How do you represent electron orbitals through drawings?

2 Answers
Jul 3, 2017

Answer:

Briefly, drawings reflect the probability density distribution for the wave function outputs for a specific orbital with quantum numbers #n, l, m_l# and #m_s#. They are called contour representations.

Explanation:

Each "drawing" is the probability density of the wave function for each respective sub-shell in a 3d plane.

Firstly, we have four quantum numbers:
#n#: the principal quantum number; defines the size of the orbital
#l#: the angular quantum number; defines the shape of the orbital; each value corresponds to a different shape:
Pearson
#m_l#: the magnetic quantum number; defines the position in space of the orbital and is derived from a range of #[-l,l]#
#m_s#: the magnetic spin number; defines the rotation of the electron which is a requisite for its magnetic field

For instance, the 2p subshell (#n = 2#, #l = 1#) is larger than a 1s orbital. The p subshell has three orbitals since its angular quantum number #l# is 1, and the magnetic quantum number #m_l# ranges from #[-1, 1]#. Likewise, for the s subshell, its angular quantum number, #l# is 0, which defines its shape, and the magnetic quantum number #m_l# is only 0 which defines its position in space.

Boundless

This picture at first seems like a giant, confusing mess. But let's tear it apart. It's merely the 1s, 2s, and 2p subshells for an atom. All of these are where electrons can be located in that atom, for instance this could be #Ne#.

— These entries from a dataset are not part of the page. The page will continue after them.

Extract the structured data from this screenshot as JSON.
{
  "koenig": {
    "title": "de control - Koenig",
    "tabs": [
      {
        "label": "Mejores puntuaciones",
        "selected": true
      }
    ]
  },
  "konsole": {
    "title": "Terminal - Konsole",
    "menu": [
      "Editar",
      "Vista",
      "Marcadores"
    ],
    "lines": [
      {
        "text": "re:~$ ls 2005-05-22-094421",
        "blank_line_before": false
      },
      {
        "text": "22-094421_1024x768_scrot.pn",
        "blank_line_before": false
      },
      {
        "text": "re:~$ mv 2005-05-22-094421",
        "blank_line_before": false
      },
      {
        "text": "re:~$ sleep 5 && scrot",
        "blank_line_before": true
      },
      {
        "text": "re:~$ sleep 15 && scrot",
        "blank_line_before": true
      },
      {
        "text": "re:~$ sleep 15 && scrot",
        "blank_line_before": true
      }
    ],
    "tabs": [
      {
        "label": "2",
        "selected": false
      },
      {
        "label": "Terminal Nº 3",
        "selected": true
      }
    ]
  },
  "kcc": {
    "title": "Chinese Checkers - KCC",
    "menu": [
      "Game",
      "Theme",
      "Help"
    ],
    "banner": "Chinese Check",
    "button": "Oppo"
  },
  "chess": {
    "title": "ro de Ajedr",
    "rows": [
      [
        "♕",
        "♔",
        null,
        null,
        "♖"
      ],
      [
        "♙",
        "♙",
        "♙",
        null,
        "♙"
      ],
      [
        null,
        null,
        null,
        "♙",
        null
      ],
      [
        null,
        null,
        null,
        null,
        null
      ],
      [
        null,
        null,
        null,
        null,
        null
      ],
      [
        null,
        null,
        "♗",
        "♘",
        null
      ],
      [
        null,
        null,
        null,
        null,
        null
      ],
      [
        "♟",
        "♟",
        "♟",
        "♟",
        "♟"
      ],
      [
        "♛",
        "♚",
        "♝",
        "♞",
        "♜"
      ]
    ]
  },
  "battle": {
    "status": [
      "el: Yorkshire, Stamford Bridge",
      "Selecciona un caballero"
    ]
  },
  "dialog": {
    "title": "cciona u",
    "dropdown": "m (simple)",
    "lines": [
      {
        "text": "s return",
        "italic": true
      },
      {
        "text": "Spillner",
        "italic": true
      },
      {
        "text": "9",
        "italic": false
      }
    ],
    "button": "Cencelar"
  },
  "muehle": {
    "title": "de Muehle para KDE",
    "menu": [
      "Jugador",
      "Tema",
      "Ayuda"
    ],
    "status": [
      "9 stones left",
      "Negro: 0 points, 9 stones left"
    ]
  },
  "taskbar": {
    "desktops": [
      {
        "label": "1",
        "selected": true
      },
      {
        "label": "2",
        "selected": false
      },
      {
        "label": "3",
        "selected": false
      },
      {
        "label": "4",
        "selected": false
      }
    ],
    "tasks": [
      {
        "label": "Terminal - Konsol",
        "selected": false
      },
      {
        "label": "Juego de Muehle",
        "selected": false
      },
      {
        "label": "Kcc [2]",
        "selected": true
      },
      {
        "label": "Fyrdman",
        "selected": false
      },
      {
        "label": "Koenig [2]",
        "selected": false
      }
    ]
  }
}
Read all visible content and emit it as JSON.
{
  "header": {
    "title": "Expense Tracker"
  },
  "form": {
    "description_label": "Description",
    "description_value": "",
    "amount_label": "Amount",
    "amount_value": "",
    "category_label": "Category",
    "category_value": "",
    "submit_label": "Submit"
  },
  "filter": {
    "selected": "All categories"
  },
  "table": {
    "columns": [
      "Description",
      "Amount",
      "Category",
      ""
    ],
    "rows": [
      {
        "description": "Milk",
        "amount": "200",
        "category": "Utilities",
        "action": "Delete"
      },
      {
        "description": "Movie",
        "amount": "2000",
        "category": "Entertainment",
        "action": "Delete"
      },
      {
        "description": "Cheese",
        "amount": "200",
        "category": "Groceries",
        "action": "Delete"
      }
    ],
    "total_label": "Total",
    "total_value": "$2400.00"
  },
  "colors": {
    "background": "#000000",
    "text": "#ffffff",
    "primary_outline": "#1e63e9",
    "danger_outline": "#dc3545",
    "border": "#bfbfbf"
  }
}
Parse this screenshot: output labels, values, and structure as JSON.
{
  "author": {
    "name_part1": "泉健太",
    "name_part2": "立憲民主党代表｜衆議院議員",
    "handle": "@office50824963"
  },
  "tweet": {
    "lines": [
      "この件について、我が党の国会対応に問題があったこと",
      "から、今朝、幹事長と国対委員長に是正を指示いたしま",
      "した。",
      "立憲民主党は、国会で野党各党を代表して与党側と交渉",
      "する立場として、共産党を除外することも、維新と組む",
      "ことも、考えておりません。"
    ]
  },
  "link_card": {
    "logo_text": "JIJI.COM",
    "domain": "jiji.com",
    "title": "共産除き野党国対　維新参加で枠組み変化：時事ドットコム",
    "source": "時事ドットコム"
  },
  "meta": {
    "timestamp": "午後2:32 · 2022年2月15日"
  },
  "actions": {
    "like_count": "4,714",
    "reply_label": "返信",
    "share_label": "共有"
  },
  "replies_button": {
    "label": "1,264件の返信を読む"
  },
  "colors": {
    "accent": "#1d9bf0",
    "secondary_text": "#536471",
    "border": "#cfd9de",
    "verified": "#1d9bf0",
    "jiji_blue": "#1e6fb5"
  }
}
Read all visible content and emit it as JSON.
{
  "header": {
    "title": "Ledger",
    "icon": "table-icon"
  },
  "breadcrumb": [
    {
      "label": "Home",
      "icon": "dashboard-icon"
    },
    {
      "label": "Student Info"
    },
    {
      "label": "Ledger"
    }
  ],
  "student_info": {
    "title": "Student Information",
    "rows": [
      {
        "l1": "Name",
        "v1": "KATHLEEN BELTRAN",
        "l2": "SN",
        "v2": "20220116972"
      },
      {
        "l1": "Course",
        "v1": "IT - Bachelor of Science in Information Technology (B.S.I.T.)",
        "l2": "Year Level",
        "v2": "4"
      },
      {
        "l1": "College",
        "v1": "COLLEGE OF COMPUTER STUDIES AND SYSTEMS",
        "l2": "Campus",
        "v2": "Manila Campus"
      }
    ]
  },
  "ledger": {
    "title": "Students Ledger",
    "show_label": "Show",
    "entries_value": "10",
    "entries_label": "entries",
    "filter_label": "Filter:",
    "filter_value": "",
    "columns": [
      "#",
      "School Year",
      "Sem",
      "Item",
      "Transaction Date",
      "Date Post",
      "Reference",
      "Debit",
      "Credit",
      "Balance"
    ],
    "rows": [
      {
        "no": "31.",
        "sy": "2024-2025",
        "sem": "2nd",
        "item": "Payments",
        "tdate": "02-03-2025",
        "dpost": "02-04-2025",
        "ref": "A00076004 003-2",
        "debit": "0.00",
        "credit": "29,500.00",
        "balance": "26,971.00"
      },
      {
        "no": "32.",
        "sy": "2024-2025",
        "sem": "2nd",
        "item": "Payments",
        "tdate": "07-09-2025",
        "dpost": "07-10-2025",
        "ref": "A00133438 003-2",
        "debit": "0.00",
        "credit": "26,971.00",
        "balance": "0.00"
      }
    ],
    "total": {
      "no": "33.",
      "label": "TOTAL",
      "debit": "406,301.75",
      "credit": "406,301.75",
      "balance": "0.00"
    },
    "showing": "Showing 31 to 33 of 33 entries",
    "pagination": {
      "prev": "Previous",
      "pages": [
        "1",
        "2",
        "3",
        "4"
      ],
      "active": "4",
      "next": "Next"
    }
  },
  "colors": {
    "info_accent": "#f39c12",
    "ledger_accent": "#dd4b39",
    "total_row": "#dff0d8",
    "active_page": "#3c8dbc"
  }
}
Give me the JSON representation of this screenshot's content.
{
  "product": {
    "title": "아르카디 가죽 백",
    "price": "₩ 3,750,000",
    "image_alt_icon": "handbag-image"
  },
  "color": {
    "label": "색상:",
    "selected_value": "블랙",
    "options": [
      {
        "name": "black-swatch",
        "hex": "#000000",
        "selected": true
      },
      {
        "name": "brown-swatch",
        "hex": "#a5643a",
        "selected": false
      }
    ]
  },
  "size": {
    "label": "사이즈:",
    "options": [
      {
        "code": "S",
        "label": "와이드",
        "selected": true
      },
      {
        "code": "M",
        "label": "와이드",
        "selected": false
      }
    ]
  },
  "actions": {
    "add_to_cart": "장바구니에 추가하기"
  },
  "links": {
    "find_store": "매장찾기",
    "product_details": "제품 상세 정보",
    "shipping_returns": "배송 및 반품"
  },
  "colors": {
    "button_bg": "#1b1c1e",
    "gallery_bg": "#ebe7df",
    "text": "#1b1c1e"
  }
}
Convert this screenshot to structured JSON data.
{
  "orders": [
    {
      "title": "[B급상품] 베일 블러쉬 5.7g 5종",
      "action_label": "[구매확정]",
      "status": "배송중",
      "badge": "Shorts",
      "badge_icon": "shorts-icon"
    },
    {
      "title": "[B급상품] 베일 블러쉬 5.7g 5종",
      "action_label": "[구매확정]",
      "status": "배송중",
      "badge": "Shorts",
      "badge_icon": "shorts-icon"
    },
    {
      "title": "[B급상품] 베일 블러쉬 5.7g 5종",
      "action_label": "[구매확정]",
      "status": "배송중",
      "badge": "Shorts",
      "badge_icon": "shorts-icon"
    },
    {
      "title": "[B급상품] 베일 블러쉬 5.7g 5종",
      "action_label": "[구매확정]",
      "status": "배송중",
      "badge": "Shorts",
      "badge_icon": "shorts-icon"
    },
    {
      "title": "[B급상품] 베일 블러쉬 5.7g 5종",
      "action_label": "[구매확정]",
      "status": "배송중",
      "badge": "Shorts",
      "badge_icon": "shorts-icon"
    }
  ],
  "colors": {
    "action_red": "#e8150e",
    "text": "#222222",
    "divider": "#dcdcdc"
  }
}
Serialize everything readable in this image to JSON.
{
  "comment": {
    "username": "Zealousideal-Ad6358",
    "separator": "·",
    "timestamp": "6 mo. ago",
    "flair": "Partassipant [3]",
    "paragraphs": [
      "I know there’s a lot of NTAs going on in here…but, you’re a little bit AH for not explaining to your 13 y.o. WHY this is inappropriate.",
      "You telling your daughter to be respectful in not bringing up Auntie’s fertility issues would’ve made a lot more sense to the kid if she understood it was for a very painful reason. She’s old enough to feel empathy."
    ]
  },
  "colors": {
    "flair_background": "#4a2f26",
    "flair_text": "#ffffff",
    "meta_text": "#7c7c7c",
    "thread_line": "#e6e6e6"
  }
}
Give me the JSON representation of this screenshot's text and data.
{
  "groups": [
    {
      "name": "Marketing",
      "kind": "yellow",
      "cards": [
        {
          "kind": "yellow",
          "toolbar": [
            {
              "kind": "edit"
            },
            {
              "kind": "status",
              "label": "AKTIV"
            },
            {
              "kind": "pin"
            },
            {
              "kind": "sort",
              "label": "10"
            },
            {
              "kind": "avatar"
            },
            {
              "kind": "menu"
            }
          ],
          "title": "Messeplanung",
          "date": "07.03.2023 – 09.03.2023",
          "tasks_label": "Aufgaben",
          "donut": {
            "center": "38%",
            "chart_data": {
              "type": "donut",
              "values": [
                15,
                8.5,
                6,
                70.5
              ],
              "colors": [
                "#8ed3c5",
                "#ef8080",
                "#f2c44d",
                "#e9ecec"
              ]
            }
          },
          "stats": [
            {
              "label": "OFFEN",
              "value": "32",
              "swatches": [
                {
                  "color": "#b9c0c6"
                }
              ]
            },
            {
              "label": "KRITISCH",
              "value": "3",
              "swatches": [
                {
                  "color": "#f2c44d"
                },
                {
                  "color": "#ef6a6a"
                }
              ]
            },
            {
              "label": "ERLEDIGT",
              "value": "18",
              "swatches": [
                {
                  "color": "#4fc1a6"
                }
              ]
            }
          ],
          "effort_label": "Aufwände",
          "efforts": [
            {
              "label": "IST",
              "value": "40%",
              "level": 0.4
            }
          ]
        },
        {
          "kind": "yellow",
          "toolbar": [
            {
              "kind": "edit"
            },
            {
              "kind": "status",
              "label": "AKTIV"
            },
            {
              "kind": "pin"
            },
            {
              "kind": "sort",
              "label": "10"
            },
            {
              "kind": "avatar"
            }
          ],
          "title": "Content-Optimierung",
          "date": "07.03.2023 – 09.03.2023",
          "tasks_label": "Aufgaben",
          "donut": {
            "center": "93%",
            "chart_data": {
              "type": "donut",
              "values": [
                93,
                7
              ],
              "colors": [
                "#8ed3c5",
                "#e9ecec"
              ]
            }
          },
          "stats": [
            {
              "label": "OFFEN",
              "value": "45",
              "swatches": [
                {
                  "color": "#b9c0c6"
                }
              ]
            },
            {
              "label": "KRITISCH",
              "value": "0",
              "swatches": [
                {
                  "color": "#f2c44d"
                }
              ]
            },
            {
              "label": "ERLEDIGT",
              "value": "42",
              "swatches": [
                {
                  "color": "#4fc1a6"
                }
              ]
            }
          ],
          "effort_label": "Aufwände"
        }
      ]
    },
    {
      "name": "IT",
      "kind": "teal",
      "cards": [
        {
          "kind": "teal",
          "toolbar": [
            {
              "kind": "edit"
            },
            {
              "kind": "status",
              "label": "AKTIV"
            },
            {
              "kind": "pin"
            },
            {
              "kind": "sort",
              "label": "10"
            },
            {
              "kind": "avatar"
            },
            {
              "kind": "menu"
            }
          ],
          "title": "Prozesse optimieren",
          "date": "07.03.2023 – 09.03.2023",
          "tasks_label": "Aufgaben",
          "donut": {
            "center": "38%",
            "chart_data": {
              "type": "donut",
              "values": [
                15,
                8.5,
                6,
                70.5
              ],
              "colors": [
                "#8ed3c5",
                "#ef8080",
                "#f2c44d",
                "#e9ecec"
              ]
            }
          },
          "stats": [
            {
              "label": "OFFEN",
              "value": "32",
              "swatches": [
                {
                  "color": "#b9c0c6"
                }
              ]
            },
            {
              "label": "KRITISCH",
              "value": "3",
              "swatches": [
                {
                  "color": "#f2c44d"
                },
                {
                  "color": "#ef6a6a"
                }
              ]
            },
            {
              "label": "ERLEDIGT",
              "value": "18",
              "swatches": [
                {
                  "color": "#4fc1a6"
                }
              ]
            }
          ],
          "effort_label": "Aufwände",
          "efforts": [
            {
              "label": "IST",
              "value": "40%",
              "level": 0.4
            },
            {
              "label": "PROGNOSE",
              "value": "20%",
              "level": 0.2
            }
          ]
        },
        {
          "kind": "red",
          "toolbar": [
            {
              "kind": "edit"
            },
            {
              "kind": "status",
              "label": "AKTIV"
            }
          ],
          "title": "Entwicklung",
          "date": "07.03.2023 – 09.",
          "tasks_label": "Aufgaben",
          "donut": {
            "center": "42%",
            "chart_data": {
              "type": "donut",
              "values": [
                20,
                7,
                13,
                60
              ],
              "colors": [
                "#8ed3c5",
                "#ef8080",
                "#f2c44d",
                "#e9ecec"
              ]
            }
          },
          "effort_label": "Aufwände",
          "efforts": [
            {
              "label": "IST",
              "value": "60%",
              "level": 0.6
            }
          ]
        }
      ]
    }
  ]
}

Each of these orbitals in an #Ne# atom contain two electrons. On the first magnitude of distance from the nucleus (at the origin), we have the 1s subshell. Afterwards, we have the 2s subshell, with the 2p subshell containing 3 orbitals since #m_l=-1,0,1#. The probability density (e.g. how likely an electron will be somewhere) increases for p as we're further away from the nucleus, since the electrons in the s subshells will repel the p subshell electrons.

To extrapolate, a 3s subshell would merely be a sphere covering all of these orbitals, with two more electrons, and so on.

Jul 3, 2017

I assume you mean in an electron configuration, rather than an actual sketch of the orbitals. They could be represented through horizontal lines, and the electrons through arrows.

The #1s# orbital could be represented as:

#ul(color(white)(uarr darr))#
#1s#

When half-filled, it could be represented as:

#ul(uarr color(white)(darr))#
#1s#

And when filled:

#ul(uarr darr)#
#1s#

Any other orbital can be represented in this way, and the higher up they are (relative to each other), the higher in energy they are.


The #uarr# is the spin-up electron (with spin #+1/2#), and the #darr# is the spin-down electron (with spin #-1/2#). By the Pauli Exclusion Principle, no two electron can share the same quantum state.

Being in the same orbital gives two electrons the same principal quantum number #n#, angular momentum quantum number #l#, and magnetic quantum number #m_l# already, but not necessarily #m_s#, their spin.

Therefore, no two electrons can have the same spin in the same orbital.